Biscardi told me he has Web subscribers in sixty-five countries, has had great response to his efforts and doesn’t care if others, especially those not “in the field,” criticize him. He called Coleman and Perez “bottom feeders.” But at least tepid support for Biscardi can be found. Veteran Bigfoot buff Jon-Erik Beckjord, who on his Web site compares himself to Galileo, Pasteur, and the Wright Brothers, says Great American should continue the effort. “They may get some images,” Beckjord said. “But not a live creature?” I asked. “Of course not, and you know why,” he replied. Having been exposed to Beckjord’s theories I answered: “Because Bigfoot is inter-dimensional?” “Yes, or possibly a time-shifter,” and therefore when injured or killed it would return to its own dimension or time.

If Biscardi is really on the trail of the monster, by the time you read this, you will have already seen the big story on television.

When I talked with Biscardi I promised him I would mention his Web site in my article. As others were also helpful I would like to give their contact information as well.

Notes

  1. Coleman is not always as combative and was most generous with information when I queried him for this article.
  2. John Green once called the late Ivan Marx the biggest “yarn-spinner in California.” For more about Marx’s dubious activities see Sasquatch by Don Hunter and René Dahinden, Signet 1973, chapter 8.
  3. For more on this issue see Bigfoot Times, newsletter, October-November 2005 issue, front page.

Michael Dennett

Michael Dennett, who headed the Seattle area skeptics group Society for Sensible Explanations for over two decades, died May 2, 2009; he was fifty-nine years old.

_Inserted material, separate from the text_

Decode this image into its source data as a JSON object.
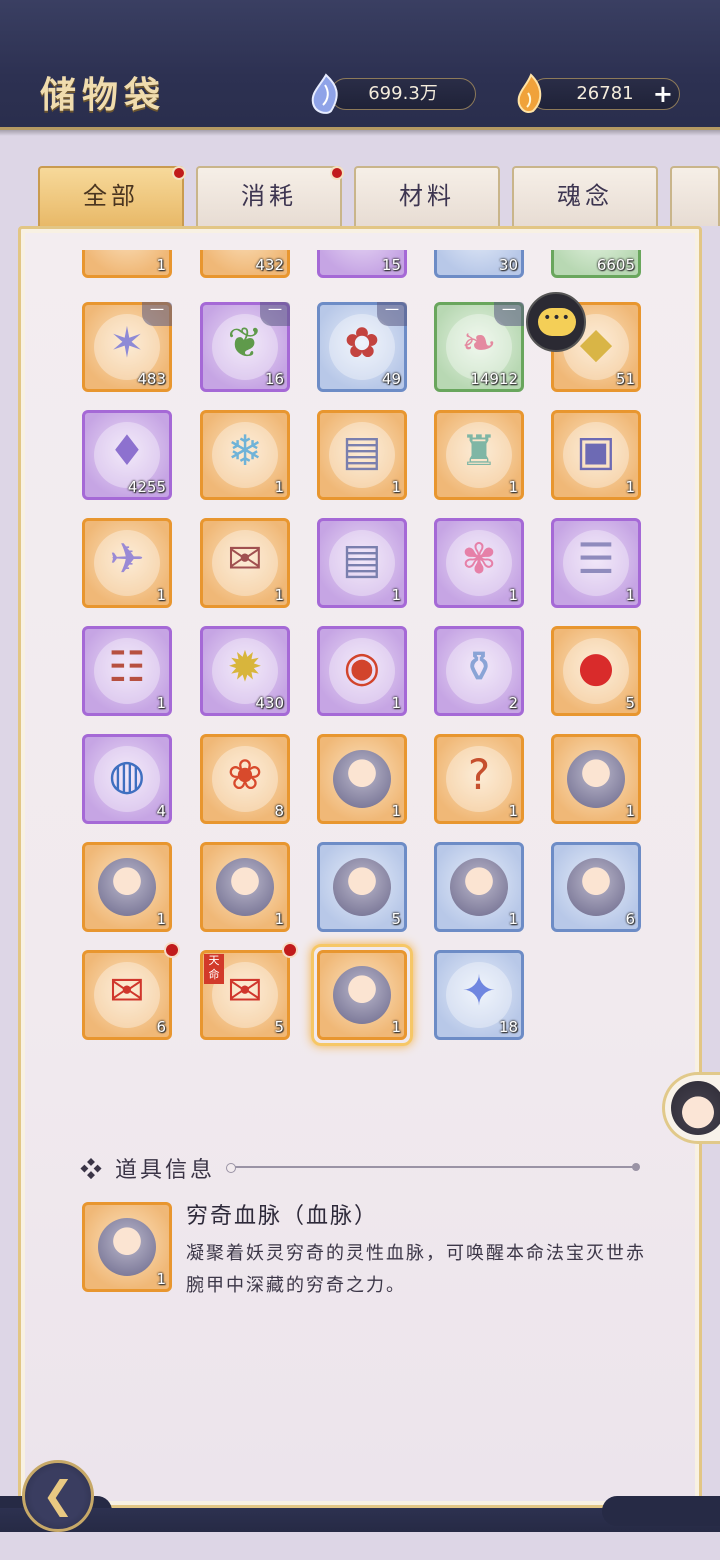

He had been diagnosed with leukemia and hospitalized for several months.

Mike was an investigative writer perhaps best known to Skeptical Inquirer readers for his research into Bigfoot, on which his first feature-length article was published in 1981. He was one of the first skeptical investigators to challenge Bigfoot claims, doing research into claims of dermal ridges (“Bigfoot fingerprints”) and hoaxed tracks. He was a meticulous researcher, a careful investigator, and a true skeptic who called out fakery and pseudoscience when he saw it but was careful not to belittle or criticize people for their beliefs.

Dennett’s research went far beyond Bigfoot, and he wrote about topics as varied as fire-walking, the Bermuda Triangle, UFOs, the Salem witch trials, and psychics. He also contributed to Psychic Sleuths, The Encyclopedia of the Paranormal, The Outer Edge, and other books. Born June 20, 1949, Mike was a 1971 graduate of Norwich University and a former Army Captain, paratrooper, and Ranger. Though his day job was selling municipal water systems, his academic loves were history, skepticism, and writing alternative-history science fiction. He is survived by his wife, Lois. His final article, “Science and Footprints” (about contradictions in accounts of the 1967 Patterson/Gimlin film, the “best evidence” for Bigfoot), was published in the November/December 2008 Skeptical Inquirer.